The central bank's decision to ease monetary policy, which brings the key rate to level last seen in 2014, came as a surprise to some in the market.
The majority of analysts in a Reuters poll had predicted the bank would hold rates.
The bank said in a statement that it "notes that the inflation slowdown is overshooting the forecast, inflation expectations continue to decline and economic activity is recovering. Inflation risks have slightly dropped but remain elevated."
The rouble firmed slightly to 57.26 versus the dollar from 57.37 shortly before the rate call.
The central bank said it would consider cutting rates further as inflation had slowed to a post-Soviet low of 4.3 percent in March.
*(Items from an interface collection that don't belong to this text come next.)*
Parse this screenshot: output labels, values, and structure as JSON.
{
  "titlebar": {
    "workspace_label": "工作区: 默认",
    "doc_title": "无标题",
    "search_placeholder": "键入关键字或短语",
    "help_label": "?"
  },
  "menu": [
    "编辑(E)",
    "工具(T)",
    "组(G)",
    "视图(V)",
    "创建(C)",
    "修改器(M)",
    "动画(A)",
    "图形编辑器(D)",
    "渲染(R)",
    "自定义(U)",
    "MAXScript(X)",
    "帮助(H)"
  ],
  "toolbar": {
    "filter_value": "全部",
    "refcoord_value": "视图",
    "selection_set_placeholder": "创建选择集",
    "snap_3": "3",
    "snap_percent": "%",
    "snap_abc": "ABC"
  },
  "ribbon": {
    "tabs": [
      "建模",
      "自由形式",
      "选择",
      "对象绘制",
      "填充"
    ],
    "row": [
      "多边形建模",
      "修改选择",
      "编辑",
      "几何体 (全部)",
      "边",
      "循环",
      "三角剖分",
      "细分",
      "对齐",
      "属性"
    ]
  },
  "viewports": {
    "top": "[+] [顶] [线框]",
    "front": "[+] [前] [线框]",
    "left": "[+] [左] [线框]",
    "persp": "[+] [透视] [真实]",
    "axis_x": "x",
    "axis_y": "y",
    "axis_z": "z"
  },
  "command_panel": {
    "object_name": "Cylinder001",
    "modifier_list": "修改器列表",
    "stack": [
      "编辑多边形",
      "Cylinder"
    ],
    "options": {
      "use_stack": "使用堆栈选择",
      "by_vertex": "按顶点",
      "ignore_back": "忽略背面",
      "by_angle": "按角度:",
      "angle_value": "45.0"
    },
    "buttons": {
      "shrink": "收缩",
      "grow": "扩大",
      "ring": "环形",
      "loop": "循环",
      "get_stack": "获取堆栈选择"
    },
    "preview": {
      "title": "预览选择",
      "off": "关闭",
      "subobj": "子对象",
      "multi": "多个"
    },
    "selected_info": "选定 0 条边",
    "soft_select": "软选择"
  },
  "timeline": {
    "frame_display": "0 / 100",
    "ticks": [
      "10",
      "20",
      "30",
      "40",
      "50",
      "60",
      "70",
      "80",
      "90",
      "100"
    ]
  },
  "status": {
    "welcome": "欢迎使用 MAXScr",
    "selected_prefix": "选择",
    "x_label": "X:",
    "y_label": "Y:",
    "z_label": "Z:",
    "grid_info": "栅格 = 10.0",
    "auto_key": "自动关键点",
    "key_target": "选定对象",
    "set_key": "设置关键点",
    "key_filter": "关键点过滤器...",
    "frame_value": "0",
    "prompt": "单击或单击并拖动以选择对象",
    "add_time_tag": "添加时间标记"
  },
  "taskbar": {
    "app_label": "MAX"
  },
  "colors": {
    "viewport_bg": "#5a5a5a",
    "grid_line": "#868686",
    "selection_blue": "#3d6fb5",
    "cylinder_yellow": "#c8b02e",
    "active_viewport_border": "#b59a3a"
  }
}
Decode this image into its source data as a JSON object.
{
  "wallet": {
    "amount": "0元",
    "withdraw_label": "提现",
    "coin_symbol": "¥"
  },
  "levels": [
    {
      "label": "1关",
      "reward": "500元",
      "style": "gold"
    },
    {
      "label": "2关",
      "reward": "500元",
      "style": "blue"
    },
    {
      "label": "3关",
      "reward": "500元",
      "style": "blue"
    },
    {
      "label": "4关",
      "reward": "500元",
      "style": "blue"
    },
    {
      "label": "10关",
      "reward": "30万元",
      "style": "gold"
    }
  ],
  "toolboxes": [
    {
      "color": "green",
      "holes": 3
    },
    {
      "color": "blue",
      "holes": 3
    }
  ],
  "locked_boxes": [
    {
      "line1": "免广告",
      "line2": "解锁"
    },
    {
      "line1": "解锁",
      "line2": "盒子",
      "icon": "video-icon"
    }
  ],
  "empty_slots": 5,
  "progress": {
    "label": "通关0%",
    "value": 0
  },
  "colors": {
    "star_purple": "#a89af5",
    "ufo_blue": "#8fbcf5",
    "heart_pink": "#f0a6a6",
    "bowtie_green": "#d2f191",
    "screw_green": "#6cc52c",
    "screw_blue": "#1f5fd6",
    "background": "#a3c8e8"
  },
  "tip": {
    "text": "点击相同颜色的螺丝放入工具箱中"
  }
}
The central bank targets annual inflation at 4 percent.
"The Bank of Russia will assess further dynamics of inflation and the economy ... and admits the possibility of a gradual decline of the key rate in the second and third quarters of the current year," it said.
Disinflation was seen as the main argument for the long-awaited rate cut, after the head of the central bank's monetary policy department said earlier this month he would suggest to the board of directors that they consider lowering the rate.
While the central bank pointed to a massive slowdown in inflation from levels of nearly 17 percent seen just over two years ago, the bank expressed concerns about inertia of inflation expectations and volatility on global markets.
The central bank also said on Friday that the economic outlook had improved somewhat. It now sees gross domestic product growing 1-1.5 percent in 2017 compared with its previous forecast of GDP growth of less than 1 percent.
The central bank, however, has not changed its conservative view on prices for oil, Russia's key export. The central bank said on Friday it assumed oil prices would fall to $40 per barrel by the end of the year.
The central bank is set to hold its next rate-setting meeting on April 28.